Y = 2*G + R + B, which does over-emphasize the blue component but for simple cases like verifying optical system focus that will not be an issue.
So for a typical arrangement of pixels which looks like this:
G R G R G R....
B G B G B G
G R G R G R
B G B G B G
You would get one Y output for each group of four, at a lower spacial resolution:
Y Y Y
Y Y Y
The implementation of this can be done in hardware (as in an FPGA) with only enough memory to store half a scan line, as you can sum the input pixels in pairs the first line, then in pairs and including the previous line's sum on each second line.
You could also generate as many Y pixels as inputs by doing a sliding window, that would require a full scan line's worth of memory in hardware.
Doing it "right" involves a number of processing steps, but the core operation is to apply spacial filters to estimate separate
B monochrome images at identical resolution, with care taken to align them properly. Given those aligned images, it is straightforward to compute

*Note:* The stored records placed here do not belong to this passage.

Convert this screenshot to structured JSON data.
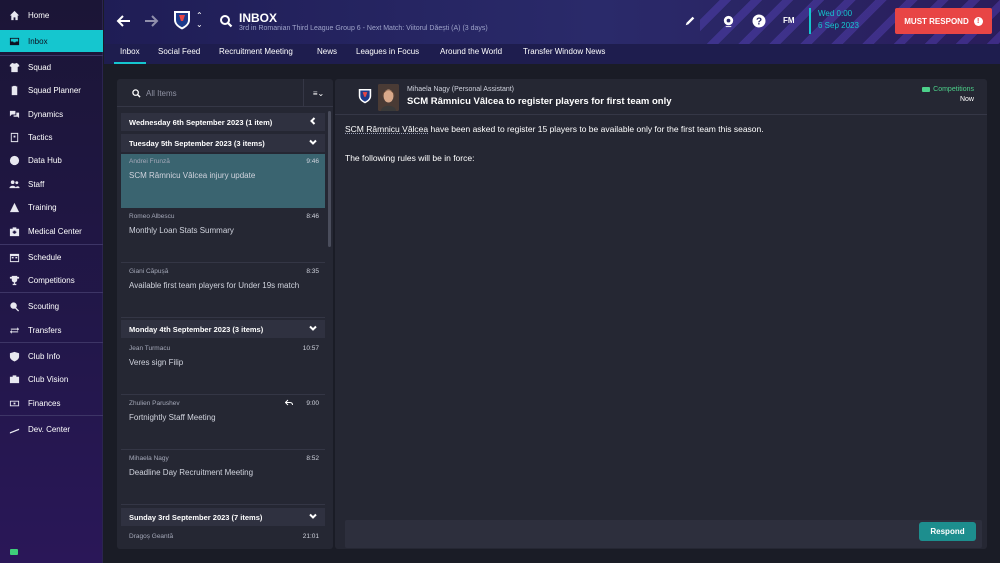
{
  "sidebar": {
    "items": [
      {
        "label": "Home",
        "icon": "home-icon"
      },
      {
        "label": "Inbox",
        "icon": "inbox-icon"
      },
      {
        "label": "Squad",
        "icon": "shirt-icon"
      },
      {
        "label": "Squad Planner",
        "icon": "clipboard-icon"
      },
      {
        "label": "Dynamics",
        "icon": "dynamics-icon"
      },
      {
        "label": "Tactics",
        "icon": "tactics-icon"
      },
      {
        "label": "Data Hub",
        "icon": "data-hub-icon"
      },
      {
        "label": "Staff",
        "icon": "staff-icon"
      },
      {
        "label": "Training",
        "icon": "training-icon"
      },
      {
        "label": "Medical Center",
        "icon": "medical-icon"
      },
      {
        "label": "Schedule",
        "icon": "calendar-icon"
      },
      {
        "label": "Competitions",
        "icon": "trophy-icon"
      },
      {
        "label": "Scouting",
        "icon": "scouting-icon"
      },
      {
        "label": "Transfers",
        "icon": "transfers-icon"
      },
      {
        "label": "Club Info",
        "icon": "shield-icon"
      },
      {
        "label": "Club Vision",
        "icon": "vision-icon"
      },
      {
        "label": "Finances",
        "icon": "finances-icon"
      },
      {
        "label": "Dev. Center",
        "icon": "dev-center-icon"
      }
    ],
    "active_color": "#15c6cf"
  },
  "header": {
    "title": "INBOX",
    "subtitle": "3rd in Romanian Third League Group 6 - Next Match: Viitorul Dăești (A) (3 days)",
    "fm_label": "FM",
    "date_line1": "Wed 0:00",
    "date_line2": "6 Sep 2023",
    "must_respond": "MUST RESPOND",
    "must_respond_color": "#e84545"
  },
  "tabs": [
    {
      "label": "Inbox",
      "active": true
    },
    {
      "label": "Social Feed"
    },
    {
      "label": "Recruitment Meeting"
    },
    {
      "label": "News"
    },
    {
      "label": "Leagues in Focus"
    },
    {
      "label": "Around the World"
    },
    {
      "label": "Transfer Window News"
    }
  ],
  "list": {
    "search_placeholder": "All Items",
    "groups": [
      {
        "label": "Wednesday 6th September 2023 (1 item)"
      },
      {
        "label": "Tuesday 5th September 2023 (3 items)"
      },
      {
        "label": "Monday 4th September 2023 (3 items)"
      },
      {
        "label": "Sunday 3rd September 2023 (7 items)"
      }
    ],
    "messages": [
      {
        "from": "Andrei Frunză",
        "time": "9:46",
        "subject": "SCM Râmnicu Vâlcea injury update"
      },
      {
        "from": "Romeo Albescu",
        "time": "8:46",
        "subject": "Monthly Loan Stats Summary"
      },
      {
        "from": "Giani Căpușă",
        "time": "8:35",
        "subject": "Available first team players for Under 19s match"
      },
      {
        "from": "Jean Turmacu",
        "time": "10:57",
        "subject": "Veres sign Filip"
      },
      {
        "from": "Zhulien Parushev",
        "time": "9:00",
        "subject": "Fortnightly Staff Meeting"
      },
      {
        "from": "Mihaela Nagy",
        "time": "8:52",
        "subject": "Deadline Day Recruitment Meeting"
      },
      {
        "from": "Dragoș Geantă",
        "time": "21:01",
        "subject": ""
      }
    ]
  },
  "message": {
    "sender": "Mihaela Nagy",
    "sender_role": "(Personal Assistant)",
    "title": "SCM Râmnicu Vâlcea to register players for first team only",
    "category": "Competitions",
    "when": "Now",
    "body_club": "SCM Râmnicu Vâlcea",
    "body_line1_rest": " have been asked to register 15 players to be available only for the first team this season.",
    "body_line2": "The following rules will be in force:",
    "respond": "Respond"
  }
}
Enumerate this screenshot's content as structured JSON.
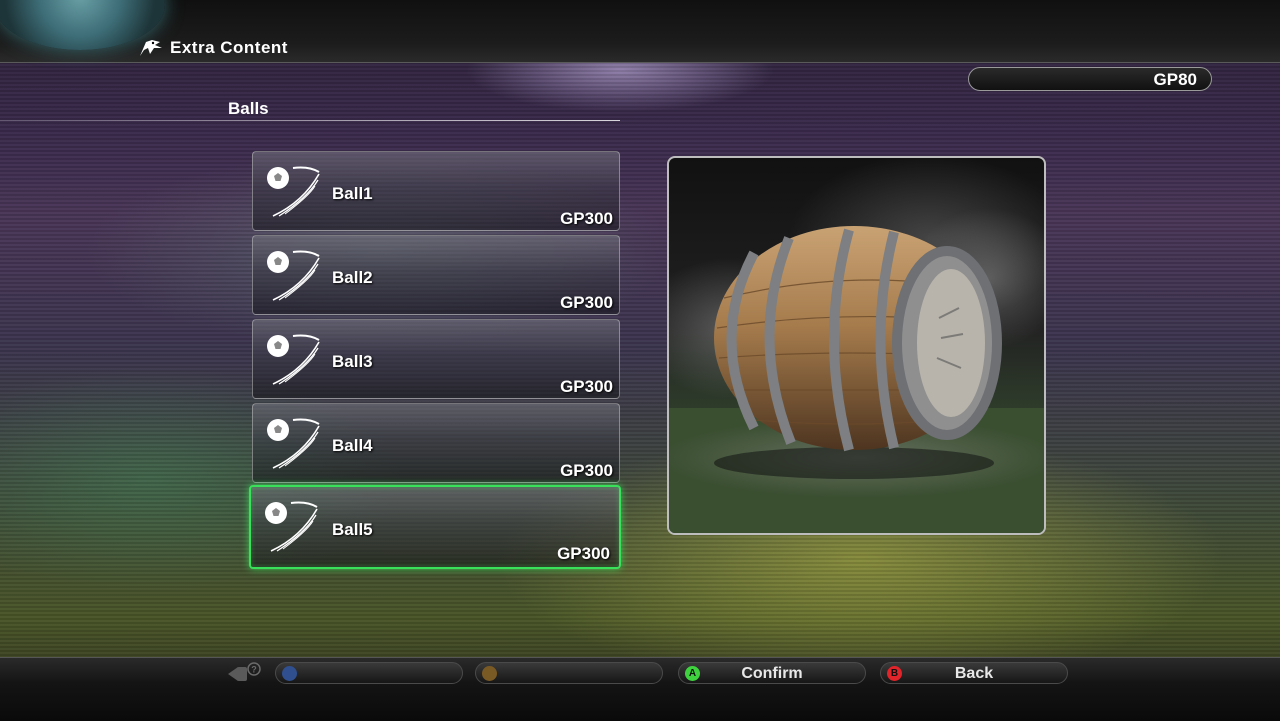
{
  "header": {
    "breadcrumb_icon": "dragon-logo-icon",
    "breadcrumb_label": "Extra Content"
  },
  "wallet": {
    "gp_balance": "GP80"
  },
  "section": {
    "title": "Balls"
  },
  "items": [
    {
      "name": "Ball1",
      "price": "GP300",
      "icon": "ball-icon",
      "selected": false
    },
    {
      "name": "Ball2",
      "price": "GP300",
      "icon": "ball-icon",
      "selected": false
    },
    {
      "name": "Ball3",
      "price": "GP300",
      "icon": "ball-icon",
      "selected": false
    },
    {
      "name": "Ball4",
      "price": "GP300",
      "icon": "ball-icon",
      "selected": false
    },
    {
      "name": "Ball5",
      "price": "GP300",
      "icon": "ball-icon",
      "selected": true
    }
  ],
  "preview": {
    "image": "barrel-ball-preview"
  },
  "footer": {
    "buttons": [
      {
        "label": "",
        "color": "#2f6fd6",
        "icon": "x-button-icon"
      },
      {
        "label": "",
        "color": "#d49a2a",
        "icon": "y-button-icon"
      },
      {
        "label": "Confirm",
        "color": "#3fd23f",
        "icon": "a-button-icon"
      },
      {
        "label": "Back",
        "color": "#e0242a",
        "icon": "b-button-icon"
      }
    ]
  },
  "colors": {
    "selection": "#39e05a"
  }
}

Y at each pixel.
An implementation of a fairly sophisticated demosaic system can be found in dcraw, which consumes raw sensor data and emits JPG images. Raw sensor data can be had from many higher end digital cameras, but usually encumbered by trade secrets making its interpretation difficult for third parties. Coffin and his user community have put a great deal of effort into reverse engineering the raw file formats written by such cameras. But it can also be used in your context.

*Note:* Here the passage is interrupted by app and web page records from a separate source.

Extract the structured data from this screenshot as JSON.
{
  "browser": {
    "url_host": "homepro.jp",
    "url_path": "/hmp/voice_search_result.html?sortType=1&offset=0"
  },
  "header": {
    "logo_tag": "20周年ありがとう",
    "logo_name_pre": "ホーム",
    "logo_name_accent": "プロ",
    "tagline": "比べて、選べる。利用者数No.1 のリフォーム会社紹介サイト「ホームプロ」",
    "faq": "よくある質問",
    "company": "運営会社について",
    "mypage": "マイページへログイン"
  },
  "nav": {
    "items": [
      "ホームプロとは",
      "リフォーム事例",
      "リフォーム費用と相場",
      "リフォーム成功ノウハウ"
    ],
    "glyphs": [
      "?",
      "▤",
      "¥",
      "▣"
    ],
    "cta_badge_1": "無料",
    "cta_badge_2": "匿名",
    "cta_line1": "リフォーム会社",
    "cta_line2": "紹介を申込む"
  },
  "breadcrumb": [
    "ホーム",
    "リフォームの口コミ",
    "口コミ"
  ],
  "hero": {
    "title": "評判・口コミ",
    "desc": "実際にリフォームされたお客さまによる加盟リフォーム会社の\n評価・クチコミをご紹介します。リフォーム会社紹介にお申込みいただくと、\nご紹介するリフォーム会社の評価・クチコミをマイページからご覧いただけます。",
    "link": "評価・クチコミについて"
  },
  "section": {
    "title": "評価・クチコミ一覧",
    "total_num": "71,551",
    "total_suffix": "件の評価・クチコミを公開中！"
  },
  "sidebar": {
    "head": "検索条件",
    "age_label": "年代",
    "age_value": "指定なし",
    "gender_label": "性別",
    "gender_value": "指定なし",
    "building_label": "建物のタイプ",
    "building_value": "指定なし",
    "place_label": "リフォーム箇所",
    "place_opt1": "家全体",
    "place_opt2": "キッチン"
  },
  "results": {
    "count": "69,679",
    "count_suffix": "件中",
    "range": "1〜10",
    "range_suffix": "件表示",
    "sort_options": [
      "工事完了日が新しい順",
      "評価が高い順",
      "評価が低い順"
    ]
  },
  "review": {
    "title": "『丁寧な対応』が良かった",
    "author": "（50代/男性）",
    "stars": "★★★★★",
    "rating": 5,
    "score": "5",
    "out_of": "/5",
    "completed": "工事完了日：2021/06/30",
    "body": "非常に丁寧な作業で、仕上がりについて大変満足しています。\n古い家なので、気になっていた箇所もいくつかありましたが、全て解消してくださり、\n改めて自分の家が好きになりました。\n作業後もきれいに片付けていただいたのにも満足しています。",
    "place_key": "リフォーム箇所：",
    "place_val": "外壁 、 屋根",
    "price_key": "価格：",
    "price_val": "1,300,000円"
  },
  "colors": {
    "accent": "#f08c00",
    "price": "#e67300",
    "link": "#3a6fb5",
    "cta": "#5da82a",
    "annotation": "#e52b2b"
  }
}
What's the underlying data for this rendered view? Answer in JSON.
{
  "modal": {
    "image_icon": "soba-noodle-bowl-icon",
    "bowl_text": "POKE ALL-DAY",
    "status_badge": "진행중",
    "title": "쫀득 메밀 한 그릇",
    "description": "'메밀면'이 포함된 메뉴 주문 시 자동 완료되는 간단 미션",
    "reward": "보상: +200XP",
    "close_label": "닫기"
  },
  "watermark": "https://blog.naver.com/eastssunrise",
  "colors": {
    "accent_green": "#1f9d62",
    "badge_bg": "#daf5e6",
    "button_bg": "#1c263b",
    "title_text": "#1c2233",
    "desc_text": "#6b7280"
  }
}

When developing camera projects in the past, I have taken raw pixels straight from CMOS sensors as captured in RAM, dumped them to a file, and passed the file through dcraw.
The related problem for a prototype camera is getting your first prototype optics in focus, in order to have pixels that could mean something and thus prove that the whole thing works by showing a finished JPG of your bench.
The first step is to find and use the test-pattern modes in your sensor. With that, you can usually get reference patterns with known content to test your electronics and data flow. Then you can switch to real optics with some confidence that the raw pixels are meaningful and concentrate on getting the optics to give you an in-focus image.
A technique I've used in the past for a camera based on an M12 mount lens holder was to bring the lens into fairly decent focus with the lens holder mounted on an evaluation board that had software that provided a live view on a PC. Then I locked down the lens, and moved the whole lens holder to my prototype. Due to slight variations in sensor position relative to the PCB and mounting hole it wasn't perfect, but it was good enough to get a recognizable image.